## Assigned task
All lines holding the word "items" in the listing below need to be copied.

(Data section begins)

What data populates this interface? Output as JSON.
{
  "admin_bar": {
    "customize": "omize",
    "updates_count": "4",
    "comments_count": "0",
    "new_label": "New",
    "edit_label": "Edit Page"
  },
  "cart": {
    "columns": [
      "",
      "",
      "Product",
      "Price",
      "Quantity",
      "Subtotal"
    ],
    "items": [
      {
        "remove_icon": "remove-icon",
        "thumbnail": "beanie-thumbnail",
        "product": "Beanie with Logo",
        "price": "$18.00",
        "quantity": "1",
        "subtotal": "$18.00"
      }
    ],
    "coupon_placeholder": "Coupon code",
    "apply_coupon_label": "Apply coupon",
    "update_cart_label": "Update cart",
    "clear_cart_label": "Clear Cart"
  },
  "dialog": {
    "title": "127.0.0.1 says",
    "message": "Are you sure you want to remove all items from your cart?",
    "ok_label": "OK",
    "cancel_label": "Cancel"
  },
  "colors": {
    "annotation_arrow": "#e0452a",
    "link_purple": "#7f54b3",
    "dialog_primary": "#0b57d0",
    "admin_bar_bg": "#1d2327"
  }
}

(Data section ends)

## Output below
    "items": [
    "message": "Are you sure you want to remove all items from your cart?",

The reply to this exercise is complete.